What is needed: Your answer must be every line of the data that contains "repositories".

*** Records for processing ***

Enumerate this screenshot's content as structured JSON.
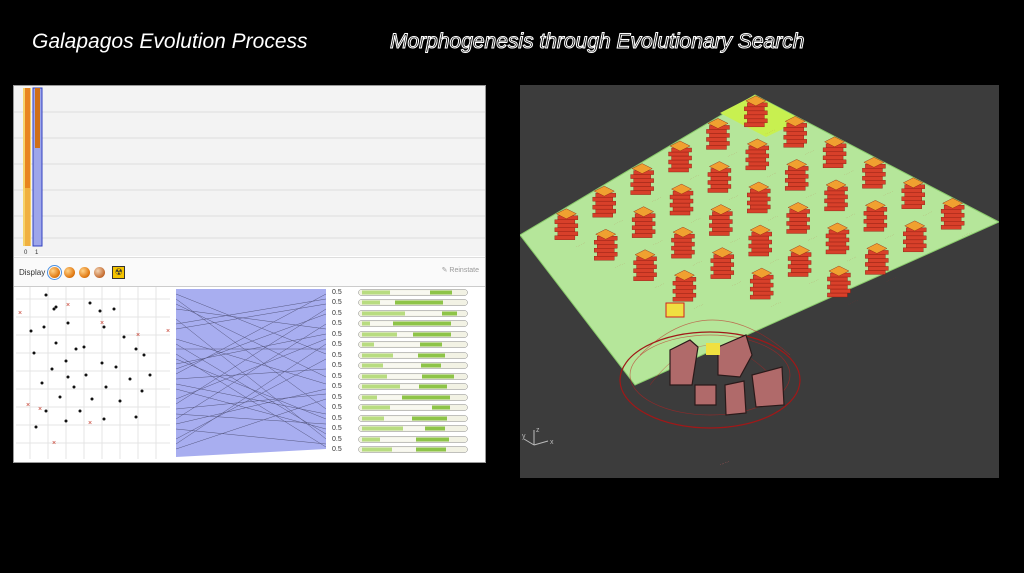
{
  "titles": {
    "left": "Galapagos Evolution Process",
    "right": "Morphogenesis through Evolutionary Search"
  },
  "galapagos": {
    "fitness_axis": {
      "ticks": [
        "0",
        "1"
      ]
    },
    "display_label": "Display",
    "reinstate_label": "Reinstate",
    "genome_values": [
      "0.5",
      "0.5",
      "0.5",
      "0.5",
      "0.5",
      "0.5",
      "0.5",
      "0.5",
      "0.5",
      "0.5",
      "0.5",
      "0.5",
      "0.5",
      "0.5",
      "0.5",
      "0.5"
    ],
    "genome_fills": [
      [
        0.28,
        0.4,
        0.22
      ],
      [
        0.18,
        0.15,
        0.48
      ],
      [
        0.43,
        0.37,
        0.15
      ],
      [
        0.08,
        0.23,
        0.58
      ],
      [
        0.35,
        0.16,
        0.38
      ],
      [
        0.12,
        0.46,
        0.22
      ],
      [
        0.31,
        0.25,
        0.27
      ],
      [
        0.21,
        0.38,
        0.2
      ],
      [
        0.25,
        0.35,
        0.32
      ],
      [
        0.38,
        0.19,
        0.28
      ],
      [
        0.15,
        0.25,
        0.48
      ],
      [
        0.28,
        0.42,
        0.18
      ],
      [
        0.22,
        0.28,
        0.35
      ],
      [
        0.41,
        0.22,
        0.2
      ],
      [
        0.18,
        0.36,
        0.33
      ],
      [
        0.3,
        0.24,
        0.3
      ]
    ]
  },
  "viewport": {
    "axis_labels": [
      "y",
      "z",
      "x"
    ]
  },
  "colors": {
    "fitness_orange": "#f0a020",
    "fitness_blue": "#9ea6ea",
    "plane_green": "#b5e69a",
    "highlight_green": "#c8f050",
    "tower_red": "#d8402a",
    "tower_top": "#f0a030",
    "genome_green": "#8ec448"
  }
}
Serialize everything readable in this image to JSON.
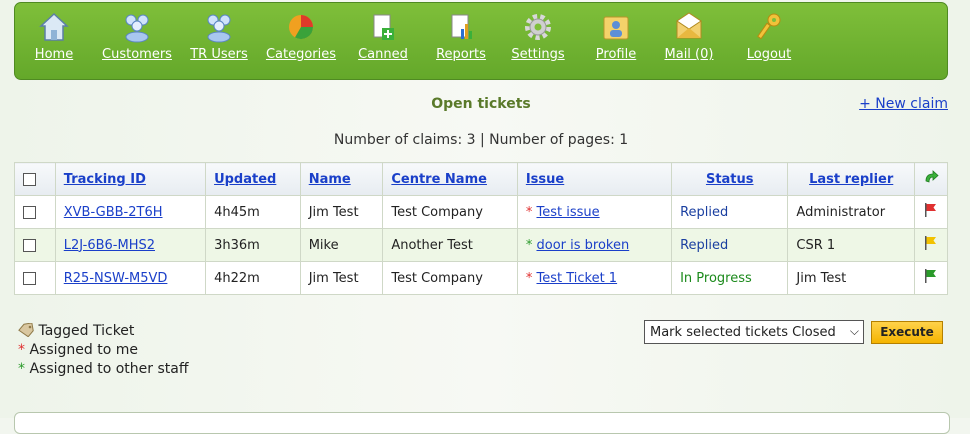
{
  "nav": {
    "items": [
      {
        "label": "Home",
        "icon": "home-icon"
      },
      {
        "label": "Customers",
        "icon": "customers-icon"
      },
      {
        "label": "TR Users",
        "icon": "tr-users-icon"
      },
      {
        "label": "Categories",
        "icon": "categories-pie-icon"
      },
      {
        "label": "Canned",
        "icon": "canned-doc-icon"
      },
      {
        "label": "Reports",
        "icon": "reports-icon"
      },
      {
        "label": "Settings",
        "icon": "gear-icon"
      },
      {
        "label": "Profile",
        "icon": "profile-icon"
      },
      {
        "label": "Mail (0)",
        "icon": "mail-icon"
      },
      {
        "label": "Logout",
        "icon": "key-icon"
      }
    ]
  },
  "main": {
    "title": "Open tickets",
    "new_claim": "+ New claim",
    "counts": "Number of claims: 3 | Number of pages: 1"
  },
  "table": {
    "headers": [
      "Tracking ID",
      "Updated",
      "Name",
      "Centre Name",
      "Issue",
      "Status",
      "Last replier"
    ],
    "rows": [
      {
        "id": "XVB-GBB-2T6H",
        "updated": "4h45m",
        "name": "Jim Test",
        "centre": "Test Company",
        "issue": "Test issue",
        "assigned": "me",
        "status": "Replied",
        "replier": "Administrator",
        "flag": "red"
      },
      {
        "id": "L2J-6B6-MHS2",
        "updated": "3h36m",
        "name": "Mike",
        "centre": "Another Test",
        "issue": "door is broken",
        "assigned": "other",
        "status": "Replied",
        "replier": "CSR 1",
        "flag": "yellow"
      },
      {
        "id": "R25-NSW-M5VD",
        "updated": "4h22m",
        "name": "Jim Test",
        "centre": "Test Company",
        "issue": "Test Ticket 1",
        "assigned": "me",
        "status": "In Progress",
        "replier": "Jim Test",
        "flag": "green"
      }
    ]
  },
  "legend": {
    "tagged": "Tagged Ticket",
    "assigned_me": "Assigned to me",
    "assigned_other": "Assigned to other staff",
    "star": "*"
  },
  "actions": {
    "select_value": "Mark selected tickets Closed",
    "execute": "Execute"
  },
  "colors": {
    "accent": "#6ab02e",
    "link": "#1a3fc9",
    "flag_red": "#e03030",
    "flag_yellow": "#f2c200",
    "flag_green": "#2a9a2a"
  }
}
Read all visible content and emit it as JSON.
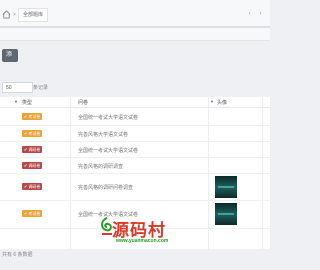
{
  "breadcrumb": {
    "separator": ">",
    "tab_label": "全部题库",
    "prev": "‹",
    "next": "›"
  },
  "toolbar": {
    "action_label": "添"
  },
  "pager": {
    "page_size": "50",
    "per_page_label": "条记录"
  },
  "table": {
    "headers": {
      "type": "类型",
      "question": "问卷",
      "image": "头像",
      "extra": ""
    },
    "rows": [
      {
        "badge": "考试卷",
        "badge_kind": "exam",
        "text": "全国统一考试大学语文试卷",
        "has_image": false,
        "dot": ""
      },
      {
        "badge": "考试卷",
        "badge_kind": "exam",
        "text": "完善风格大学语文试卷",
        "has_image": false,
        "dot": ""
      },
      {
        "badge": "调研卷",
        "badge_kind": "survey",
        "text": "全国统一考试大学语文试卷",
        "has_image": false,
        "dot": ""
      },
      {
        "badge": "调研卷",
        "badge_kind": "survey",
        "text": "完善风格的调研调查",
        "has_image": false,
        "dot": ""
      },
      {
        "badge": "调研卷",
        "badge_kind": "survey",
        "text": "完善风格的调研问卷调查",
        "has_image": true,
        "dot": ""
      },
      {
        "badge": "考试卷",
        "badge_kind": "exam",
        "text": "全国统一考试大学语文试卷",
        "has_image": true,
        "dot": ""
      }
    ]
  },
  "watermark": {
    "title": "源码村",
    "url": "www.yuanmacun.com"
  },
  "footer": {
    "summary": "共有 6 条数据"
  },
  "colors": {
    "exam_badge": "#e8a33c",
    "survey_badge": "#b54a4a",
    "action_button": "#5f6770"
  },
  "icons": {
    "home": "home-icon",
    "badge_check": "check-icon"
  }
}
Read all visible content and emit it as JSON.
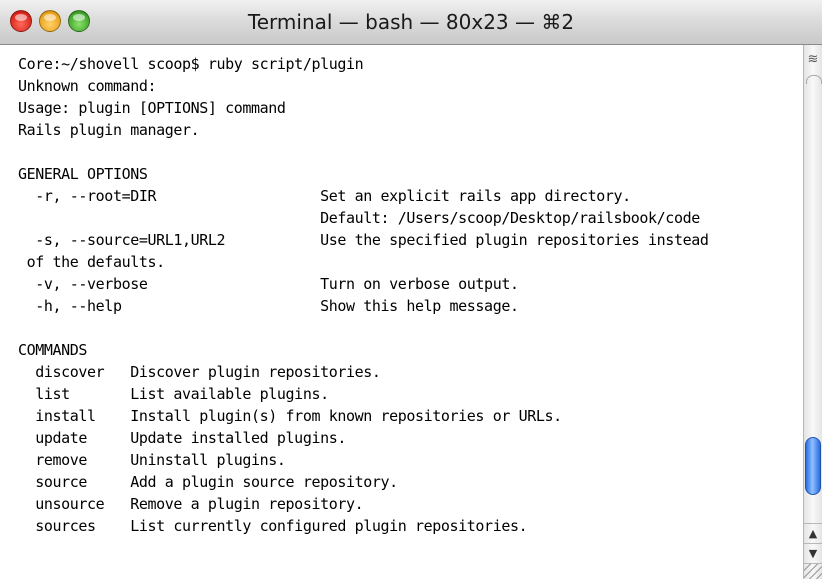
{
  "window": {
    "title": "Terminal — bash — 80x23 — ⌘2"
  },
  "terminal": {
    "lines": [
      "Core:~/shovell scoop$ ruby script/plugin",
      "Unknown command:",
      "Usage: plugin [OPTIONS] command",
      "Rails plugin manager.",
      "",
      "GENERAL OPTIONS",
      "  -r, --root=DIR                   Set an explicit rails app directory.",
      "                                   Default: /Users/scoop/Desktop/railsbook/code",
      "  -s, --source=URL1,URL2           Use the specified plugin repositories instead",
      " of the defaults.",
      "  -v, --verbose                    Turn on verbose output.",
      "  -h, --help                       Show this help message.",
      "",
      "COMMANDS",
      "  discover   Discover plugin repositories.",
      "  list       List available plugins.",
      "  install    Install plugin(s) from known repositories or URLs.",
      "  update     Update installed plugins.",
      "  remove     Uninstall plugins.",
      "  source     Add a plugin source repository.",
      "  unsource   Remove a plugin repository.",
      "  sources    List currently configured plugin repositories."
    ]
  },
  "icons": {
    "close": "close-button-icon",
    "minimize": "minimize-button-icon",
    "zoom": "zoom-button-icon",
    "scroll_up": "arrow-up-icon",
    "scroll_down": "arrow-down-icon",
    "resize": "resize-grip-icon"
  },
  "colors": {
    "close": "#d8241a",
    "minimize": "#e9a21a",
    "zoom": "#3fa32a",
    "scroll_thumb": "#2a6de0"
  }
}
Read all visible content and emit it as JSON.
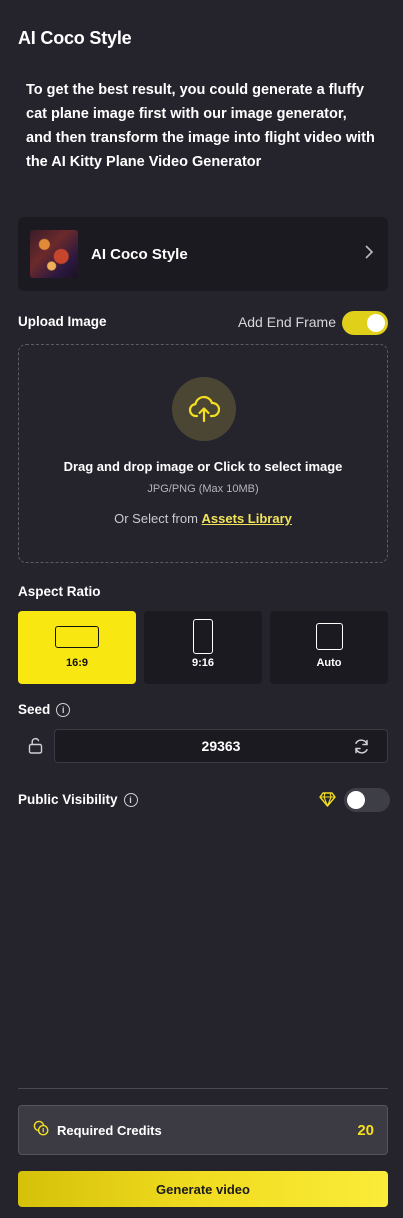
{
  "page": {
    "title": "AI Coco Style"
  },
  "intro": "To get the best result, you could generate a fluffy cat plane image first with our image generator, and then transform the image into flight video with the AI Kitty Plane Video Generator",
  "style": {
    "name": "AI Coco Style"
  },
  "upload": {
    "label": "Upload Image",
    "end_frame_label": "Add End Frame",
    "end_frame_enabled": true,
    "main_text": "Drag and drop image or Click to select image",
    "sub_text": "JPG/PNG (Max 10MB)",
    "assets_prefix": "Or Select from",
    "assets_link": "Assets Library"
  },
  "aspect_ratio": {
    "label": "Aspect Ratio",
    "options": [
      {
        "label": "16:9",
        "selected": true
      },
      {
        "label": "9:16",
        "selected": false
      },
      {
        "label": "Auto",
        "selected": false
      }
    ]
  },
  "seed": {
    "label": "Seed",
    "value": "29363"
  },
  "visibility": {
    "label": "Public Visibility",
    "enabled": false
  },
  "credits": {
    "label": "Required Credits",
    "value": "20"
  },
  "generate": {
    "label": "Generate video"
  },
  "colors": {
    "accent": "#f9e711",
    "background": "#25242d",
    "panel": "#1b1a20"
  }
}
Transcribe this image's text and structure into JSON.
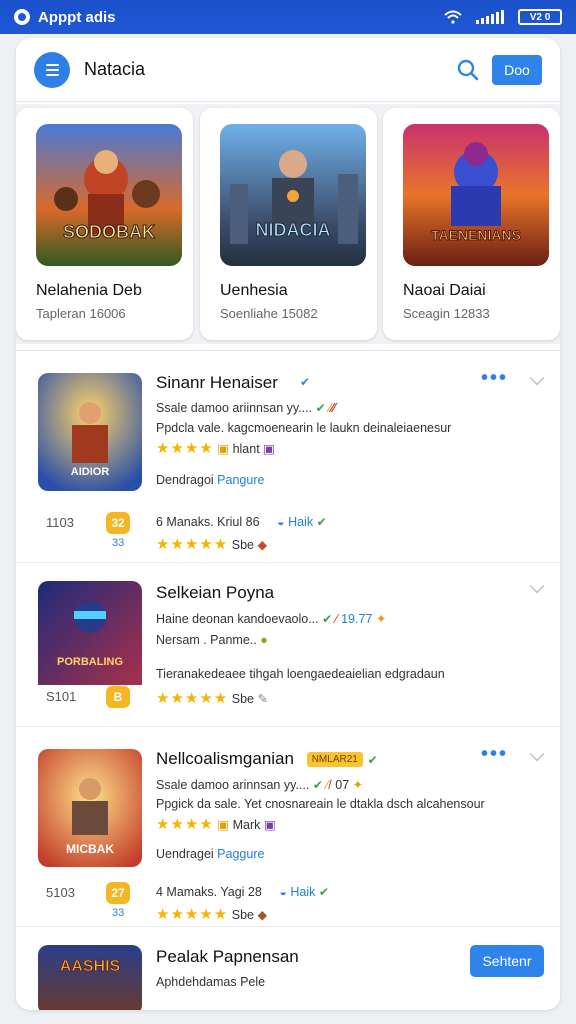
{
  "status_bar": {
    "app_name": "Apppt adis",
    "battery": "V2 0"
  },
  "header": {
    "title": "Natacia",
    "done_label": "Doo"
  },
  "featured": [
    {
      "title": "Nelahenia Deb",
      "subtitle": "Tapleran 16006",
      "art_text": "SODOBAK"
    },
    {
      "title": "Uenhesia",
      "subtitle": "Soenliahe 15082",
      "art_text": "NIDACIA"
    },
    {
      "title": "Naoai Daiai",
      "subtitle": "Sceagin 12833",
      "art_text": "TAENENIANS"
    }
  ],
  "list": [
    {
      "name": "Sinanr Henaiser",
      "line1": "Ssale damoo ariinnsan yy....",
      "line2": "Ppdcla vale. kagcmoenearin le laukn deinaleiaenesur",
      "rating_text": "hlant",
      "link": "Pangure",
      "link_prefix": "Dendragoi",
      "stat_num": "1103",
      "badge": "32",
      "badge_sub": "33",
      "meta": "6 Manaks. Kriul 86",
      "meta_link": "Haik",
      "meta2": "Sbe",
      "art_text": "AIDIOR"
    },
    {
      "name": "Selkeian Poyna",
      "line1": "Haine deonan kandoevaolo...",
      "line1_suffix": "19.77",
      "line2": "Nersam . Panme..",
      "line3": "Tieranakedeaee tihgah loengaedeaielian edgradaun",
      "stat_num": "S101",
      "badge": "B",
      "meta2": "Sbe",
      "art_text": "PORBALING"
    },
    {
      "name": "Nellcoalismganian",
      "tag": "NMLAR21",
      "line1": "Ssale damoo arinnsan yy....",
      "line1_suffix": "07",
      "line2": "Ppgick da sale. Yet cnosnareain le dtakla dsch alcahensour",
      "rating_text": "Mark",
      "link": "Paggure",
      "link_prefix": "Uendragei",
      "stat_num": "5103",
      "badge": "27",
      "badge_sub": "33",
      "meta": "4 Mamaks. Yagi 28",
      "meta_link": "Haik",
      "meta2": "Sbe",
      "art_text": "MICBAK"
    },
    {
      "name": "Pealak Papnensan",
      "line1": "Aphdehdamas Pele",
      "button": "Sehtenr",
      "art_text": "AASHIS"
    }
  ],
  "colors": {
    "accent": "#2f84ec",
    "status_bar": "#1d53cf",
    "star": "#f4b400",
    "badge": "#f6b522"
  }
}
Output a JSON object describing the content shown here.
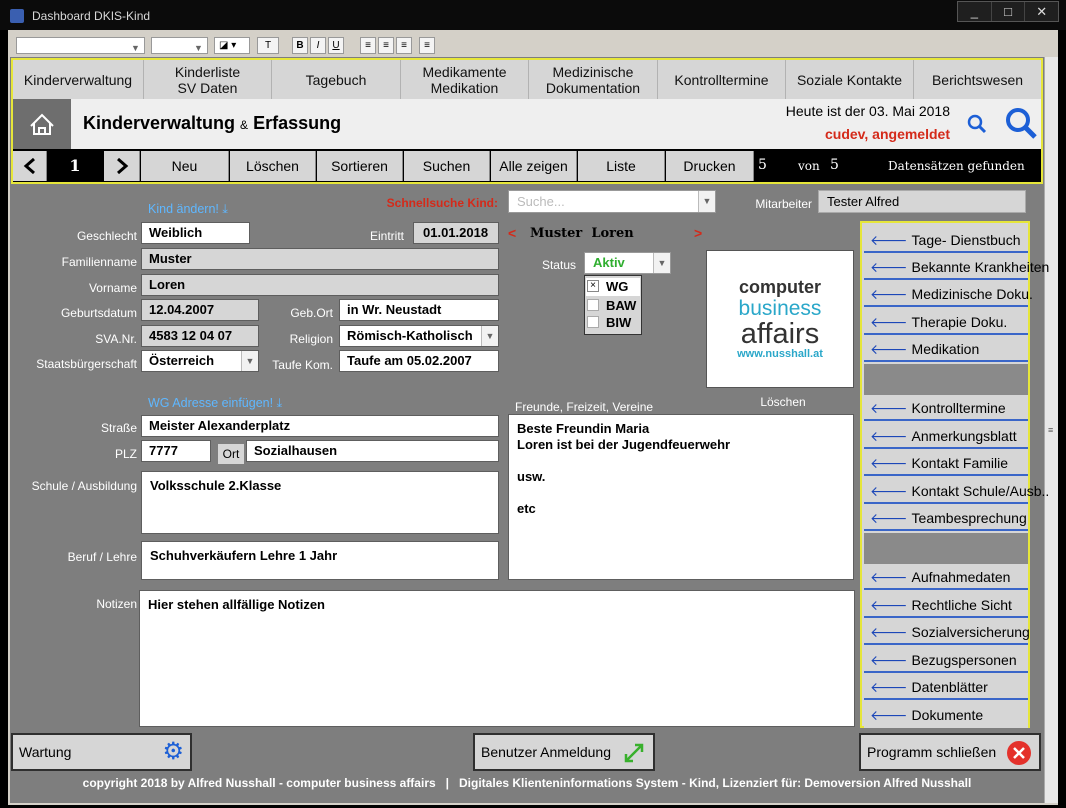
{
  "window": {
    "title": "Dashboard DKIS-Kind",
    "controls": [
      "_",
      "□",
      "✕"
    ]
  },
  "nav": [
    "Kinderverwaltung",
    "Kinderliste\nSV Daten",
    "Tagebuch",
    "Medikamente\nMedikation",
    "Medizinische\nDokumentation",
    "Kontrolltermine",
    "Soziale Kontakte",
    "Berichtswesen"
  ],
  "header": {
    "title": "Kinderverwaltung",
    "amp": "&",
    "title2": "Erfassung",
    "today": "Heute ist der 03. Mai 2018",
    "user": "cudev, angemeldet"
  },
  "records": {
    "current": "1",
    "buttons": [
      "Neu",
      "Löschen",
      "Sortieren",
      "Suchen",
      "Alle zeigen",
      "Liste",
      "Drucken"
    ],
    "count": "5",
    "of": "von",
    "total": "5",
    "found": "Datensätzen gefunden"
  },
  "form": {
    "kind_aendern": "Kind ändern!",
    "schnellsuche_label": "Schnellsuche Kind:",
    "schnellsuche_placeholder": "Suche...",
    "mitarbeiter_label": "Mitarbeiter",
    "mitarbeiter": "Tester Alfred",
    "geschlecht_label": "Geschlecht",
    "geschlecht": "Weiblich",
    "eintritt_label": "Eintritt",
    "eintritt": "01.01.2018",
    "prev": "<",
    "name_display": "Muster  Loren",
    "next": ">",
    "familienname_label": "Familienname",
    "familienname": "Muster",
    "vorname_label": "Vorname",
    "vorname": "Loren",
    "status_label": "Status",
    "status": "Aktiv",
    "checks": [
      {
        "label": "WG",
        "checked": true
      },
      {
        "label": "BAW",
        "checked": false
      },
      {
        "label": "BIW",
        "checked": false
      }
    ],
    "geburtsdatum_label": "Geburtsdatum",
    "geburtsdatum": "12.04.2007",
    "geburtsort_label": "Geb.Ort",
    "geburtsort": "in Wr. Neustadt",
    "sva_label": "SVA.Nr.",
    "sva": "4583 12 04 07",
    "religion_label": "Religion",
    "religion": "Römisch-Katholisch",
    "staat_label": "Staatsbürgerschaft",
    "staat": "Österreich",
    "taufe_label": "Taufe Kom.",
    "taufe": "Taufe am 05.02.2007",
    "logo": {
      "line1": "computer",
      "line2": "business",
      "line3": "affairs",
      "url": "www.nusshall.at"
    },
    "loeschen": "Löschen",
    "wg_adresse": "WG Adresse einfügen!",
    "freunde_label": "Freunde, Freizeit, Vereine",
    "strasse_label": "Straße",
    "strasse": "Meister Alexanderplatz",
    "plz_label": "PLZ",
    "plz": "7777",
    "ort_label": "Ort",
    "ort": "Sozialhausen",
    "schule_label": "Schule / Ausbildung",
    "schule": "Volksschule 2.Klasse",
    "beruf_label": "Beruf  / Lehre",
    "beruf": "Schuhverkäufern Lehre 1 Jahr",
    "freunde": [
      "Beste Freundin Maria",
      "Loren ist bei der Jugendfeuerwehr",
      "",
      "usw.",
      "",
      "etc"
    ],
    "notizen_label": "Notizen",
    "notizen": "Hier stehen allfällige Notizen"
  },
  "sidebar": {
    "group1": [
      "Tage- Dienstbuch",
      "Bekannte Krankheiten",
      "Medizinische Doku.",
      "Therapie Doku.",
      "Medikation"
    ],
    "group2": [
      "Kontrolltermine",
      "Anmerkungsblatt",
      "Kontakt Familie",
      "Kontakt Schule/Ausb..",
      "Teambesprechung"
    ],
    "group3": [
      "Aufnahmedaten",
      "Rechtliche Sicht",
      "Sozialversicherung",
      "Bezugspersonen",
      "Datenblätter",
      "Dokumente"
    ]
  },
  "bottom": {
    "wartung": "Wartung",
    "benutzer": "Benutzer Anmeldung",
    "schliessen": "Programm schließen"
  },
  "footer": "copyright 2018 by Alfred Nusshall - computer business affairs   |   Digitales Klienteninformations System - Kind, Lizenziert für: Demoversion Alfred Nusshall",
  "colors": {
    "accent_yellow": "#e6e63a",
    "user_red": "#d42a1a",
    "link_blue": "#5fb7ff",
    "arrow_blue": "#1c47b8"
  }
}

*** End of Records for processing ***

Output:
      "  -s, --source=URL1,URL2           Use the specified plugin repositories instead",
      "  discover   Discover plugin repositories.",
      "  install    Install plugin(s) from known repositories or URLs.",
      "  sources    List currently configured plugin repositories."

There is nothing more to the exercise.